• Daniele Celoria (University of Florence)
• Weimin Chen (University of Massachusetts, Amherst)
• Tim Cochran (Rice University)
• Josef Dorfmeister (North Dakota State University)
• Daniel Selahi Durusoy (Michigan State University)
• Ilknur Egilmez (University of Southern California)
• Hisaaki Endo (Tokyo Institute of Technology)
• Wei Fan (Michigan State)
• Yoshihiro Fukumoto (Ritsumeikan University)
• Mikio Furuta (University of Tokyo)
• Robert Gompf (University of Texas, Austin)
• Mark Hamilton (University of Stuttgart)
• Daniel Herr (University of Massachusetts)
• Chung-I Ho (NCTS)
• Jennifer Hom (Columbia University)
• Gao Hongzhu (Beijing Normal University)
• Henry Horton (Indiana University)
• Mustafa Kalafat (Tunceli University)
• Cagri Karakurt (University of Texas, Austin)
• Kaveh Kasebian (Michigan State University)
• Tirasan Khandhawit (MIT)
• John Kilgore (University of Minnesota)
• Hee Jung Kim (Max Planck Institute)
• Kyle Larson (University of Texas, Austin)
• Oleg Lazarev (Stanford University)
• Yi-Jen Lee (The Chinese University of Hong Kong)
• Hongxia Li (University of Minnesota)
• Tian-Jun Li (University of Minnesota)
• Youlin Li (Georgia Tech)
• Tye Lidman (University of Texas, Austin)
• Jianfeng Lin (University of California, Los Angeles)
• Francesco Lin (MIT)
• Yajing Liu (University of California, Los Angeles)
• Surya Thapa Magar (Kansas State University)
• Mak Cheuk Yu (University of Minnesota)
• Ciprian Manolescu (University of California, Los Angeles)
• Jeffrey Meier (University of Texas, Austin)
• Sergey Melikhov (Steklov Math. Institute and IAS)
• Nobuhiro Nakamura (Gakushuin University)
• Yi Ni (Caltech)
• Burak Ozbagci (Koc University)
• Heesang Park (KIAS)
• JungHwan Park (Rice University)
• Martin Pinsonnault (University of Western Ontario)

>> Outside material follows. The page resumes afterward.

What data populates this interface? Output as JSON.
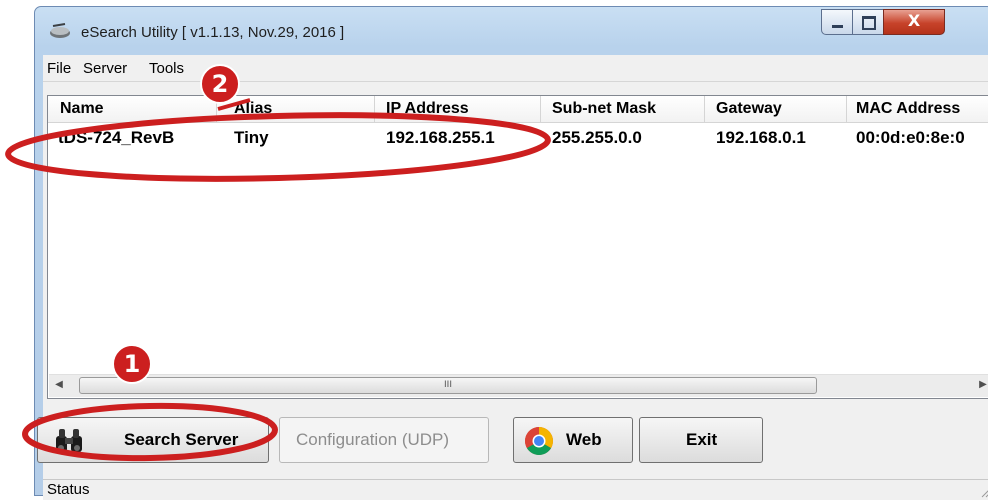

• Juanita Pinzon (Indiana University)
• Kadriye Nur Saglam (University of Minnesota)
• Sumeyra Sakalli (University of Minnesota)
• Christopher Scaduto (University of California, Los Angeles)
• Cotton Seed (Princeton University)
• Hirofumi Sasahira (Nagoya University)
• Dongsoo Shin (Chungnam National University)
• Igor Shnurnikov (Yaroslav State University)
• Kyler Siegel (Stanford University)
• Laura Starkson (University of Texas, Austin)
• Andras Stipsicz (Renyi Institute)
• Matthew Stoffregen (University of California, Los Angeles)
• Moto Tange (University of Tsukuba)
• Oliver Thistlethwaite (University of California, Riverside)
• Eamonn Tweedy (Rice University)
• Masaaki Ue (Kyoto University)
• Michael Usher (University of Georgia)
• Faramarz Vafaee (Michigan State)
• Diego Vela (Rice University)
• Jiajun Wang (Peking University)
• Chris Wendl (University College London)
• Luke Williams (Michigan State)
• Biji Wong (Brandeis University)
• Weiwei Wu (Michigan State)
• Zhongtao Wu (Caltech)
• Pengcheng Xu (Oklahoma State University)
• Kouichi Yasui (Hiroshima University)
• Eylem Zeliha Yildiz (Michigan State)
• Weiyi Zhang (University of Michigan)
• Yongsheng Zhang (Stony Brook University)
• Jingyu Zhao (Columbia University)
• Changwei Zhou (Binghamton University)
• Ke Zhu (Harvard University)
• Alex Zupan (University of Texas, Austin)
##### Soccer:
We will meet at front door of the Math Department in most afternoons at 5.30pm to play Soccer.